At the moment in the carbon market there are voluntary standards, including the Gold Standard for Global Goals3 and Verra’s Verified Carbon Standard4. There are also more compliance-based standards, such as those used by the Australian government’s Emissions Reduction Fund5 which purchases carbon credit units. 

“I find that when we go through the process of bringing transparency to our clients to enable them to make those right investment decisions, there’s this education piece about the difference between the standards,” she said.

She also points to the need for a trusted carbon registry to track the ownership and retirement of carbon credits.

Building partnerships

Australia is in a unique position to build partnerships between businesses, investors and land owners to push decarbonisation at a large scale, said Alex Toone, CommBank’s Executive General Manager, Commodities, Trade and Carbon. 

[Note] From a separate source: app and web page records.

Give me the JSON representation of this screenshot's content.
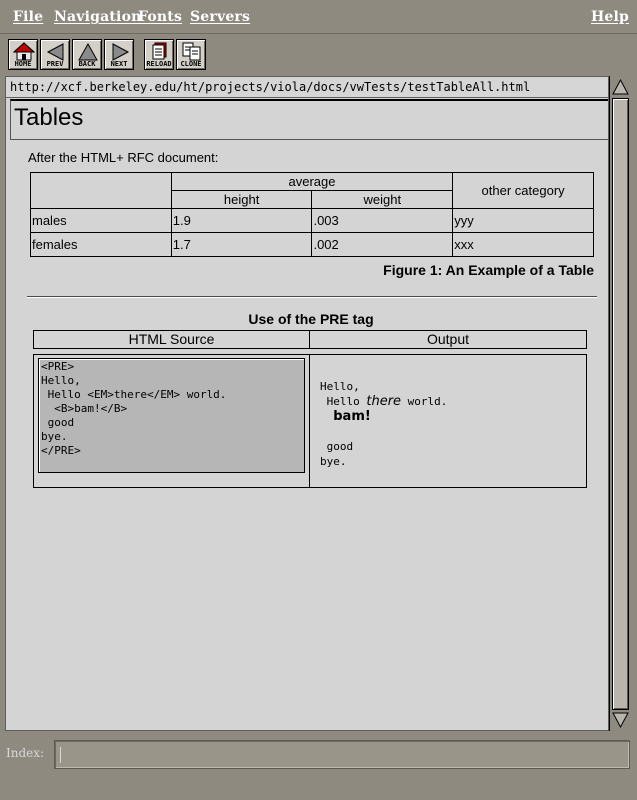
{
  "menu": {
    "file": "File",
    "navigation": "Navigation",
    "fonts": "Fonts",
    "servers": "Servers",
    "help": "Help"
  },
  "toolbar": {
    "home": "HOME",
    "prev": "PREV",
    "back": "BACK",
    "next": "NEXT",
    "reload": "RELOAD",
    "clone": "CLONE",
    "logo_icon": "viola-logo-icon"
  },
  "url": "http://xcf.berkeley.edu/ht/projects/viola/docs/vwTests/testTableAll.html",
  "document": {
    "title": "Tables",
    "intro": "After the HTML+ RFC document:",
    "table": {
      "group_header": "average",
      "height_header": "height",
      "weight_header": "weight",
      "other_header": "other category",
      "rows": [
        {
          "label": "males",
          "height": "1.9",
          "weight": ".003",
          "other": "yyy"
        },
        {
          "label": "females",
          "height": "1.7",
          "weight": ".002",
          "other": "xxx"
        }
      ]
    },
    "figure_caption": "Figure 1: An Example of a Table",
    "pre_section_title": "Use of the PRE tag",
    "source_header": "HTML Source",
    "output_header": "Output",
    "source_lines": [
      "<PRE>",
      "Hello,",
      " Hello <EM>there</EM> world.",
      "  <B>bam!</B>",
      "",
      " good",
      "bye.",
      "</PRE>"
    ],
    "output": {
      "line1": "Hello,",
      "line2_prefix": " Hello ",
      "line2_em": "there",
      "line2_suffix": " world.",
      "line3_prefix": "  ",
      "line3_bold": "bam!",
      "line5": " good",
      "line6": "bye."
    }
  },
  "index_label": "Index:",
  "colors": {
    "chrome": "#8f8a7f",
    "document_bg": "#d4d4d4",
    "pre_bg": "#b6b6b6"
  }
}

“We have unique land resources, coastal resources, and human resources,” Toone said. “We’re an entrepreneurial country. We love competing.”

So, what is holding Australia back? One hurdle is a lack of understanding on how to get involved. 

“We need to inspire, we need to educate, and we need a clear pathway forward to help people understand the process,” said Robert Mackenzie, whose family business, Macka’s, raises Angus beef cattle sustainably on farms near Gloucester and Port Stephens in NSW. 

Mackenzie said that there is interest in making agriculture a key provider of carbon credits. “But we still don’t have a clear pathway forward on how we become carbon neutral.” 

Scaling different carbon capture methods needs to happen quickly and that is going to require legislative support, added de Wit. 

“We have a huge opportunity to generate credits off the land either through agricultural activities or using our land mass. There is a huge opportunity in the future – as long as we can get the underlying framework and the rules right,” she said.

Our carbon credit experts

Alex Toone is CommBank’s Executive General Manager, Commodities, Trade and Carbon. He has more than 20 years’ experience across global carbon and commodity derivatives markets. Before joining CBA in 2012, Alex had global leadership roles in Commodities at Credit Suisse and Barclays Capital, based in London, Zurich, Singapore and Sydney. Alex has a degree in History from Trinity College, Dublin.

Elisa de Wit is a partner in the Melbourne office of international legal practice Norton Rose Fulbright. She heads the Australian Climate Change and Sustainability practice and the global Carbon Markets practice. Elisa is considered one of Australia’s leading climate change lawyers and advises clients on policy, regulation and compliance issues. She is Chair of the Carbon Market Institute, and a director of Beyond Zero Emissions and the Grampians Wimmera Mallee Water Corporation. 

Mikkel Larsen is the Chief Executive Officer of Climate Impact X (CIX), a global marketplace and exchange for quality carbon credits, based in Singapore. He is responsible for developing and executing CIX’s vision to scale carbon markets through transparency, integrity and quality, and to bring to the market the next wave of effective carbon sequestration solutions.

Robert Mackenzie is Director, Macka’s Group, which is a fully integrated paddock-to-plate Angus Beef operation, grazing more than 3,500 quality Angus cattle across 6,000 hectares of pastures in the Gloucester and Port Stephens areas of New South Wales. It focuses on sustainable farming, using best practices to look after soils, pastures, and cattle health in a carbon-neutral environment.

Sarah Costello is Head of Origination (APAC) for Viridios Capital where she works with some of Australia’s largest organisations to create nature-based carbon credits to assist them on their decarbonisation journeys. With extensive experience in environmental management, sustainability and carbon offsets, Sarah has a proven track record in originating nature-based solutions and implementing projects across the water, waste, environmental remediation, carbon and ecological restoration industries. 

To learn more from leading industry experts about what’s important to business and the economy, head to  CommBank Foresight™ – insights for future-facing businesses.